== Input for this task ==

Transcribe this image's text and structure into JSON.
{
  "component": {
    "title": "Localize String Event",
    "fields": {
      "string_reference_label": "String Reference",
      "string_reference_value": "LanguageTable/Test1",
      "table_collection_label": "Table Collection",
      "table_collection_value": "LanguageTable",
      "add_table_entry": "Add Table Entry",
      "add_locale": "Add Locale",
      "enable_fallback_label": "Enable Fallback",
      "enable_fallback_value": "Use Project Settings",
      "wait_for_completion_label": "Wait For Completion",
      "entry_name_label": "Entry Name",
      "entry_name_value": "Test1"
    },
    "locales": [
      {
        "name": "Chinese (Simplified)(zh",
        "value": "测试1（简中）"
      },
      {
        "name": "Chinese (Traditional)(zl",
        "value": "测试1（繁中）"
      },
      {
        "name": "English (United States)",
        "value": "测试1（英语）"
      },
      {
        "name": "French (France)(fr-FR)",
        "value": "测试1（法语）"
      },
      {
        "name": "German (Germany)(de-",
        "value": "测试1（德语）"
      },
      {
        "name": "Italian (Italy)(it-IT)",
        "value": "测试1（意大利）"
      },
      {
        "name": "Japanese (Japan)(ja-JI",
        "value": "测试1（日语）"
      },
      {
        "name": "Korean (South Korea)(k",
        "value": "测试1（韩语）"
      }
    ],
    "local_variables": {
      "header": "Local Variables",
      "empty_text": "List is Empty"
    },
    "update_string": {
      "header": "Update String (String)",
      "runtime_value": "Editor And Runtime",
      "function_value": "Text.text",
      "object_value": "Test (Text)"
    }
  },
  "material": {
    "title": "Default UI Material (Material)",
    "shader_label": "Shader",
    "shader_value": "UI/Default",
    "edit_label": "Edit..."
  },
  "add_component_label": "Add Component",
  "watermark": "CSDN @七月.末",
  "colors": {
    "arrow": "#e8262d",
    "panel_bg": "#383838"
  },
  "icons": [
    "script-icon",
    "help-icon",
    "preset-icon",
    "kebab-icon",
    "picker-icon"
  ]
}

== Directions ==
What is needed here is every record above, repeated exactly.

== Your response ==
Transcribe this image's text and structure into JSON.
{
  "component": {
    "title": "Localize String Event",
    "fields": {
      "string_reference_label": "String Reference",
      "string_reference_value": "LanguageTable/Test1",
      "table_collection_label": "Table Collection",
      "table_collection_value": "LanguageTable",
      "add_table_entry": "Add Table Entry",
      "add_locale": "Add Locale",
      "enable_fallback_label": "Enable Fallback",
      "enable_fallback_value": "Use Project Settings",
      "wait_for_completion_label": "Wait For Completion",
      "entry_name_label": "Entry Name",
      "entry_name_value": "Test1"
    },
    "locales": [
      {
        "name": "Chinese (Simplified)(zh",
        "value": "测试1（简中）"
      },
      {
        "name": "Chinese (Traditional)(zl",
        "value": "测试1（繁中）"
      },
      {
        "name": "English (United States)",
        "value": "测试1（英语）"
      },
      {
        "name": "French (France)(fr-FR)",
        "value": "测试1（法语）"
      },
      {
        "name": "German (Germany)(de-",
        "value": "测试1（德语）"
      },
      {
        "name": "Italian (Italy)(it-IT)",
        "value": "测试1（意大利）"
      },
      {
        "name": "Japanese (Japan)(ja-JI",
        "value": "测试1（日语）"
      },
      {
        "name": "Korean (South Korea)(k",
        "value": "测试1（韩语）"
      }
    ],
    "local_variables": {
      "header": "Local Variables",
      "empty_text": "List is Empty"
    },
    "update_string": {
      "header": "Update String (String)",
      "runtime_value": "Editor And Runtime",
      "function_value": "Text.text",
      "object_value": "Test (Text)"
    }
  },
  "material": {
    "title": "Default UI Material (Material)",
    "shader_label": "Shader",
    "shader_value": "UI/Default",
    "edit_label": "Edit..."
  },
  "add_component_label": "Add Component",
  "watermark": "CSDN @七月.末",
  "colors": {
    "arrow": "#e8262d",
    "panel_bg": "#383838"
  },
  "icons": [
    "script-icon",
    "help-icon",
    "preset-icon",
    "kebab-icon",
    "picker-icon"
  ]
}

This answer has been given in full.